Any advice for someone looking to carve a career as a DJ and radio presenter? How do you build your own brand and, of course, avoid the dreaded burnout?
I guess my biggest piece of advice is to be pro-active. Do not wait to be plucked from obscurity. Have your own thing going on – be it your own club night, mixes online, podcasts, radio show. Do your own thing at a very small level so you always have something to show for yourself. That way you constantly have a calling card for whenever anyone comes along that can help you. The best way to avoid burnout is to be doing something that you love. Radio is something that I hope I will be doing when I’m old and decrepit. You can grow old gracefully and disgracefully on radio and I hope the BBC will let me do that – and yes that is a hint.
Matthew McNeany asks:
Did you find the jump from being a dance music specialist to Zane Lowe’s slot a massive change?
Yes it was a massive change. Firstly, it was hugely intimidating. I sat in on Zane’s last show and they had a hashtag which was something like #thankyouzane and it felt like every massive artist out there was using it from Adele to Chris Martin. Bono sent him a pint of Guinness whilst on air. And I sat there going “fuck” basically. But once I got stuck into the show it felt like more of a surmountable task. I never worried about not having the knowledge of traditional rock’n’roll because I come from that background – I spent many years in scuzzy venues watching bands. I don’t think that I got the show because of my electronic background – I think it was just experience and profile and the right place at the right time I guess.

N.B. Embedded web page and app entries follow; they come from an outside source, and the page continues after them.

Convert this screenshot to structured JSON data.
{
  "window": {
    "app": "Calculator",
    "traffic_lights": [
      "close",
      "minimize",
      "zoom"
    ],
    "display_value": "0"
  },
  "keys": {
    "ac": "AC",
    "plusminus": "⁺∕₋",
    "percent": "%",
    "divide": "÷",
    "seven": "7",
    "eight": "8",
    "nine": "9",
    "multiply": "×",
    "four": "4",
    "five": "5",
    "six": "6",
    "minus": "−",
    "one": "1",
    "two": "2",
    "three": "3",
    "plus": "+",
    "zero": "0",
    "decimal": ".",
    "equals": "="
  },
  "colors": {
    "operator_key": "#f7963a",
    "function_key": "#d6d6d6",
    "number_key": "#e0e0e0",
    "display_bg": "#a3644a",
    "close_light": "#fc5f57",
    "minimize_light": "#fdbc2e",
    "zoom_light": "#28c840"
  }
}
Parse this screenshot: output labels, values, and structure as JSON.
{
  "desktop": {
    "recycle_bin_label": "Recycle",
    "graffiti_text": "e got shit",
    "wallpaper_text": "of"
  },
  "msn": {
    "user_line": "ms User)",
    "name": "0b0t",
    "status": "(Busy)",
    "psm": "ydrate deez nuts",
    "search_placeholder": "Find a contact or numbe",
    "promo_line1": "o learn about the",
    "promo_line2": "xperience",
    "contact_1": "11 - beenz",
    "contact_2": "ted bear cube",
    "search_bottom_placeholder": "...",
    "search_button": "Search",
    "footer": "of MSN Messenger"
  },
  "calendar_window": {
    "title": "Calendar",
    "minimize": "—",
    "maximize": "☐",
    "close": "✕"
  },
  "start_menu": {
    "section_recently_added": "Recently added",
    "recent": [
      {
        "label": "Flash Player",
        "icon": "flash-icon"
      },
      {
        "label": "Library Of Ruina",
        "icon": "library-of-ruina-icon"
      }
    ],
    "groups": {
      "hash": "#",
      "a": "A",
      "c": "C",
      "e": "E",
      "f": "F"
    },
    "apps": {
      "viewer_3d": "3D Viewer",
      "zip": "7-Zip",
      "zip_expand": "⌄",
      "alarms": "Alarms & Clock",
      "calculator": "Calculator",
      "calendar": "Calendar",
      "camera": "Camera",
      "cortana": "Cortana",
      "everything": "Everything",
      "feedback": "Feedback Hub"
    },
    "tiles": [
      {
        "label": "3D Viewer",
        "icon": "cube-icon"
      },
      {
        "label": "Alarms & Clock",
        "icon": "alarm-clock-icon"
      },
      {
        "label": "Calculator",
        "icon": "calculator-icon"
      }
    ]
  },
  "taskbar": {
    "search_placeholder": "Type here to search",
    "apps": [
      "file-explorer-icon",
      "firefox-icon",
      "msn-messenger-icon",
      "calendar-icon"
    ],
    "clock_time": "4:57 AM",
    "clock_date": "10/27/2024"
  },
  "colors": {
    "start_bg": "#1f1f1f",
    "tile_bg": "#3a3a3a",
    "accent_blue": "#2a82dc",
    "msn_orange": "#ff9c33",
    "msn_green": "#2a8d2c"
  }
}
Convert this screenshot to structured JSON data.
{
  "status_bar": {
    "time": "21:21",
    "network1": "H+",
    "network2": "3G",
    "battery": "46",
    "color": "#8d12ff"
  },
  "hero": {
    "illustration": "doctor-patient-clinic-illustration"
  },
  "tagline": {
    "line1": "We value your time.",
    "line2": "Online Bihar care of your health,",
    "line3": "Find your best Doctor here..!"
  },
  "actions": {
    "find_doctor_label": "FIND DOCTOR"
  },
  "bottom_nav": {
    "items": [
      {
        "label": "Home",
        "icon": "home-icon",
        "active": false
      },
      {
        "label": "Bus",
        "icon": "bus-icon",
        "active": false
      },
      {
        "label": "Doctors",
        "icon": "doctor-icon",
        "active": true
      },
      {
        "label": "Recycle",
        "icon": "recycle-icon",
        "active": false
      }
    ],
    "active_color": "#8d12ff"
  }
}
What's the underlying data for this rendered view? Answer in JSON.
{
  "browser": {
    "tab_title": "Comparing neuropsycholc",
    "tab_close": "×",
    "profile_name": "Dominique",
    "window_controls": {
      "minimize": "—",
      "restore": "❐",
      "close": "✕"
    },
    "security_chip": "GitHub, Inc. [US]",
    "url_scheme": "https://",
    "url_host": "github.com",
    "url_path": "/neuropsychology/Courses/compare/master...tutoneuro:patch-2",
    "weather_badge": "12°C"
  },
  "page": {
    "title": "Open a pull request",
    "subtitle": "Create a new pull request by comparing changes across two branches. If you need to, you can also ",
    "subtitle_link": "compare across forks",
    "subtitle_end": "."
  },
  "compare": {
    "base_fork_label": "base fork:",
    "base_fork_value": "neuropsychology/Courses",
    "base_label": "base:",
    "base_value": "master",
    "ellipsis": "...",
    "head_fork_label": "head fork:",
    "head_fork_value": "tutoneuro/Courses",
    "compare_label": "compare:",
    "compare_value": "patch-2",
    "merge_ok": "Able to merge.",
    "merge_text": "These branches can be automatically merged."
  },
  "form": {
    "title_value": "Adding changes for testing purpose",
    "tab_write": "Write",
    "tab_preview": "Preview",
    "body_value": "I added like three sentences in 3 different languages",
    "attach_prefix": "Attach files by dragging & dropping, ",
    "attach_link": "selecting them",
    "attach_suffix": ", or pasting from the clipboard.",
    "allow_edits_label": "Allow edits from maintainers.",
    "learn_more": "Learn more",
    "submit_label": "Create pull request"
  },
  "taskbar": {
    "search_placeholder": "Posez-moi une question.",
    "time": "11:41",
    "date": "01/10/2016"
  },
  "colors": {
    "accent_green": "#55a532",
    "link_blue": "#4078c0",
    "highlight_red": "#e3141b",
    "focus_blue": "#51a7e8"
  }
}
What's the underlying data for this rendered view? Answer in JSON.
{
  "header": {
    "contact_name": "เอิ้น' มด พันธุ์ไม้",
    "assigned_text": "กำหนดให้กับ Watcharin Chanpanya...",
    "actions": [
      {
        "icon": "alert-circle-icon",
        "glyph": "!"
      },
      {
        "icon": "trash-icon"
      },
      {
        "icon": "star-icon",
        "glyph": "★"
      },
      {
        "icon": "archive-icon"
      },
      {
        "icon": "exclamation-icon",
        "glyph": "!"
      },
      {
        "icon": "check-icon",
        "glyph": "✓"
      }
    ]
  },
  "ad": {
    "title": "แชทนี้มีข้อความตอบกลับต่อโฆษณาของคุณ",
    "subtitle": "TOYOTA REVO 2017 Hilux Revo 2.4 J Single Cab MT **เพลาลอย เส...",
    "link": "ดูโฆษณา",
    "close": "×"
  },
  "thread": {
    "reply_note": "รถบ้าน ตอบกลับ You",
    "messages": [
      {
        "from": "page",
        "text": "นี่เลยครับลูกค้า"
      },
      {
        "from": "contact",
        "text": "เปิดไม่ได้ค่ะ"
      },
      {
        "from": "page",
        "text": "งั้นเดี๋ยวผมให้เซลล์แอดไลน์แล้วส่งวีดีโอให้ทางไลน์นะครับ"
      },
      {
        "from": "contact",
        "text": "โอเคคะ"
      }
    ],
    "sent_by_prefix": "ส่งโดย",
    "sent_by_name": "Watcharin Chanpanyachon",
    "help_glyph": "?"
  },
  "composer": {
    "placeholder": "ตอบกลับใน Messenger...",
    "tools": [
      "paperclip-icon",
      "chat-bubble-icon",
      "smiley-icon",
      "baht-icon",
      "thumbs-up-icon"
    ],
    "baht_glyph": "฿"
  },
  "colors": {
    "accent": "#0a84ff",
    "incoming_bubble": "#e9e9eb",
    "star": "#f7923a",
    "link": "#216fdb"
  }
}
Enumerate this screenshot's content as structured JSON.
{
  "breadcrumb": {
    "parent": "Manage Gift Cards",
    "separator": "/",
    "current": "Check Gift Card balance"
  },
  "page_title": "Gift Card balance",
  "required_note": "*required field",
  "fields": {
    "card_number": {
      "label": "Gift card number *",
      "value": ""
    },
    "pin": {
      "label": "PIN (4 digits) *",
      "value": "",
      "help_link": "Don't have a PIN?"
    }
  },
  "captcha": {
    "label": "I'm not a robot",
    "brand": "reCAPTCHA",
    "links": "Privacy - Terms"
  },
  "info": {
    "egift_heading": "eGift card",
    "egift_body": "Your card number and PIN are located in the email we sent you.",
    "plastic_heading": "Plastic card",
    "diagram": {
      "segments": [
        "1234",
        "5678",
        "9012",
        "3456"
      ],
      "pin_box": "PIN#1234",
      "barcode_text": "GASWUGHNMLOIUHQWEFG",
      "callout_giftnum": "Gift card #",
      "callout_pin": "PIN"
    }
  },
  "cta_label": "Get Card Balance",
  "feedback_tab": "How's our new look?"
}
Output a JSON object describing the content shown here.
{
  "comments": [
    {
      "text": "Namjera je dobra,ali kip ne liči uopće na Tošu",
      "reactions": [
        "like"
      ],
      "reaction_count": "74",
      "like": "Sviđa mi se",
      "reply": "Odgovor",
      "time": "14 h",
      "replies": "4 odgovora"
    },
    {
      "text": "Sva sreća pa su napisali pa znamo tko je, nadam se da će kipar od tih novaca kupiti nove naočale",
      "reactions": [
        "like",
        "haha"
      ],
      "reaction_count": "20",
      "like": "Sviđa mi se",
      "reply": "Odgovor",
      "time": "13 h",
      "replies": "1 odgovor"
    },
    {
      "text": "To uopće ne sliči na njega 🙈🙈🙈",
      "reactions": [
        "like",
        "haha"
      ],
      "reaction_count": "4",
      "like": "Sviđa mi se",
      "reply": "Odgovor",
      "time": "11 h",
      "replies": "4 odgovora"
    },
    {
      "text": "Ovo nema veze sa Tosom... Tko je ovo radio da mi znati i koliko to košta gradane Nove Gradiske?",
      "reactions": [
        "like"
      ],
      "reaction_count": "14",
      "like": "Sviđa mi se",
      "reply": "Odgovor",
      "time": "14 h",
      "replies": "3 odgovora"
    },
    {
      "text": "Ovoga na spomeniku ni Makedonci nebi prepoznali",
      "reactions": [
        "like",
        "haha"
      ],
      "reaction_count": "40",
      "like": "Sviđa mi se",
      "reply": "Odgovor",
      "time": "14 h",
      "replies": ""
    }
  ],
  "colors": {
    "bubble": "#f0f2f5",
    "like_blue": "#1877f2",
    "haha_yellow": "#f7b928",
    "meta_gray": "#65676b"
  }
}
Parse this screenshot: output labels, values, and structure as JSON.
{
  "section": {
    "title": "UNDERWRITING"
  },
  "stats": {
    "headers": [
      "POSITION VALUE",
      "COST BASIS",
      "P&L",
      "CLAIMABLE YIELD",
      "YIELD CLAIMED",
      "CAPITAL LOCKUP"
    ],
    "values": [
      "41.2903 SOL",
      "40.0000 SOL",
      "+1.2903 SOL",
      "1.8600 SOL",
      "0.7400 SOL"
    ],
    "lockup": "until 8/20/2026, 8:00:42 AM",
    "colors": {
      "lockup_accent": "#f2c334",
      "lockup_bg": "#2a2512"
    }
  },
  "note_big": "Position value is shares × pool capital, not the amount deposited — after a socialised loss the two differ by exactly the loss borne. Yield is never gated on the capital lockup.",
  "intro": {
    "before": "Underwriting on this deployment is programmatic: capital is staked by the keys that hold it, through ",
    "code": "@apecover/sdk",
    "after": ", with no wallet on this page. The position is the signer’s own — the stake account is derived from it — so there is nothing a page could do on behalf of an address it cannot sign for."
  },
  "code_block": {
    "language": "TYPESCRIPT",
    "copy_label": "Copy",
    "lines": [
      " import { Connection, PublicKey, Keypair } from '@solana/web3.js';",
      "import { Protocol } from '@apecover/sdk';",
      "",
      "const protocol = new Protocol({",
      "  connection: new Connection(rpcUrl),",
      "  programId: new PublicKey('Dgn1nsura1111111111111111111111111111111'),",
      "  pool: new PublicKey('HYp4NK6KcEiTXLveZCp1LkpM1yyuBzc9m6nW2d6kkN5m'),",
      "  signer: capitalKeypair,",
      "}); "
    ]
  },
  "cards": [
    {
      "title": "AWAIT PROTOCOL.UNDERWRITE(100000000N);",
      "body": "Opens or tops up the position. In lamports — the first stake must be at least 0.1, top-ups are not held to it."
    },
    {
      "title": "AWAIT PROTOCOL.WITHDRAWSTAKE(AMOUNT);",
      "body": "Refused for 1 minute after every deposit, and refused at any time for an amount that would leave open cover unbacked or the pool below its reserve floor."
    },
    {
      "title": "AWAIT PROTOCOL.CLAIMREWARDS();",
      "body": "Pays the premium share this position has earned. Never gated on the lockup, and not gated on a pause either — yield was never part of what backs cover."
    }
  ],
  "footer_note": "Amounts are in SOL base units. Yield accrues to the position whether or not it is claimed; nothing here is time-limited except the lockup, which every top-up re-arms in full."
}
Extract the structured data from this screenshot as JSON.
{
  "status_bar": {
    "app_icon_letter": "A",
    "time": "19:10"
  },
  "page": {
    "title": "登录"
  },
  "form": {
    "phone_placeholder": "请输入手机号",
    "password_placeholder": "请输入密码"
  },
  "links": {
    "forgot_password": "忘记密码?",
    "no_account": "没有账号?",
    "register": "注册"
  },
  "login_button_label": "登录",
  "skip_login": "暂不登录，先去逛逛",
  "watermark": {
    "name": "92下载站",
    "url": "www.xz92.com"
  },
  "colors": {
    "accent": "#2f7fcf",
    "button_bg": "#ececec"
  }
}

I think any change in music is good. It’s traditionally cyclical. Things come and go, genres mutate and that’s what’s exciting about music. I do feel that guitar music will return to being a chart topping genre at some point definitely.
Do you prefer building sandcastles or snowmen?
Definitely sandcastles because of the context ie. you’d be on a beach. And I do that a lot more at the moment because there’s a sandpit in my local playground and it suits my boys.
What is your favourite anorak, Annie Mac?
My favourite is a red patent hooded affair recently purchased from Zara. It’s like one my mum used to have in the 1970s and I love it.
And ready to answer your questions
“DJ” feels like a bit of a reductive term for what Annie Mac does. Sure, her job mainly involves playing records, in clubs or the radio. But more accurately she’s an irrepressible music evangelist, bringing exciting new artists to wider attention and tirelessly extolling the virtues of music.
Since 2004, the Dublin native has been a constant, reassuring presence on Radio 1. She currently helms the early evening show, formerly the province of Zane Lowe and Steve Lamacq, where the hottest record of the day is ordained and inevitably goes on to become a massive crossover hit. In 2009 she started her regular Annie Mac Presents club nights and compilation albums – her ninth one is due out this week, and she’ll be hoping it replicates the success of the previous five by topping the iTunes chart.